Equating the second components, I get , so . Equating the first components and plugging in , I get

The last equation has no solutions.

Therefore, there is no pair such that , and hence f is not surjective.

31. Define by

Prove that f is bijective by constructing an inverse.

First, I'll work backwards to guess the inverse. If , then . So I'll set and solve for x and y:

gives , so . Then

Thus, I'll define by

Next, I'll check that the inverse actually works. (This is the actual proof.)

Therefore, f and are inverses, and f is bijective.

32. Define by

Prove that f is bijective by constructing an inverse.

I'll work backwards to guess the inverse, then confirm my guess. If , then . So I'll set and solve for x and y:

gives . Then

Thus, I'll define by

Next, I'll check that the inverse actually works. (This is the actual proof.)

Therefore, f and are inverses, and f is bijective.

33. Let and be functions. Suppose f and g are injective. Prove that the composite is injective.

Suppose that . I must show . I have

Therefore, is injective.

34. Give a specific example of sets X, Y, and Z and functions and such that g is surjective, but the composite is not.

Let be defined by . Let be defined by .

g is surjective, because if , then

However, is not surjective. In fact,

But since is an even power, it's always nonnegative. Therefore, there is no such that .

35. Prove that the following sets have the same cardinality by constructing a bijection from A to B:

Note that is even for all . (In the third case, if n is odd, then is odd, so is even.)

In words, f sends 0 to 0, positive even numbers to themselves, and positive odd numbers to negative even numbers.

Define by

Note that for all .

I'll show that f and g are inverses.

First, let . I must show . There are 3 cases.

If , then

If and n is even, then

Finally, if and n is odd, then

Thus, in all cases .

Next, let . I must show that . There are 3 cases.

If , then

If and n is even, then

If and n is even, then is positive and odd. Hence,

Thus, in all cases .

Therefore, f and g are inverses. Hence, f is bijective. This proves that .

36. Prove that has the same cardinality as by constructing a bijection from to .

Define by

First, I have to show that f takes into . Suppose that , so . Then

Thus, .

Next, I'll show that f is bijective. I'll do this by constructing the inverse. Set . Swapping x and y gives . Solving for y, I get

Thus, . Note that if , then . Hence,

Thus, , and takes into .

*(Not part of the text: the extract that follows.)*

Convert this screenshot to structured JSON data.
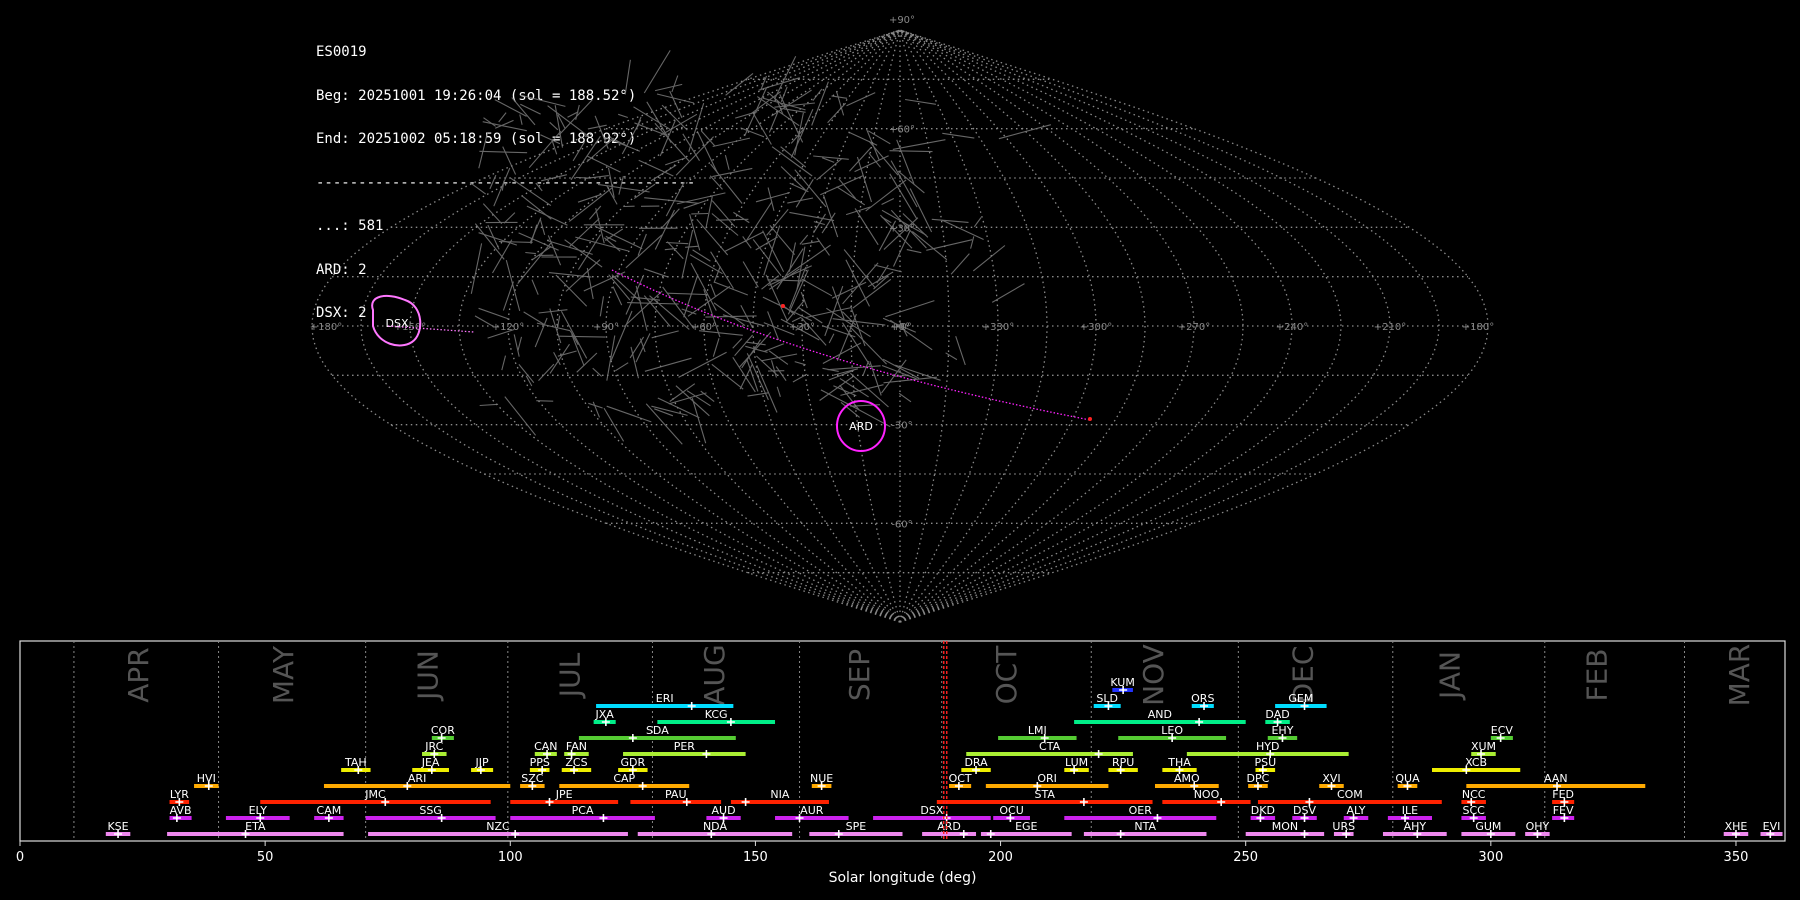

Check that the functions *are* inverses:

Thus, f and are inverses, f is bijective, that .

37. Prove that has the same cardinality as by constructing a bijection from to .

Define by

Note that if , then

Hence, .

Define by

If , then

Hence, .

I'll check that f and g are inverses.

Hence, f and g are inverses. Therefore, f is bijective. Thus, .

*A very dangerous state of mind: thinking one understands.* -
*Paul Valéry*

Copyright 2020 by Bruce Ikenaga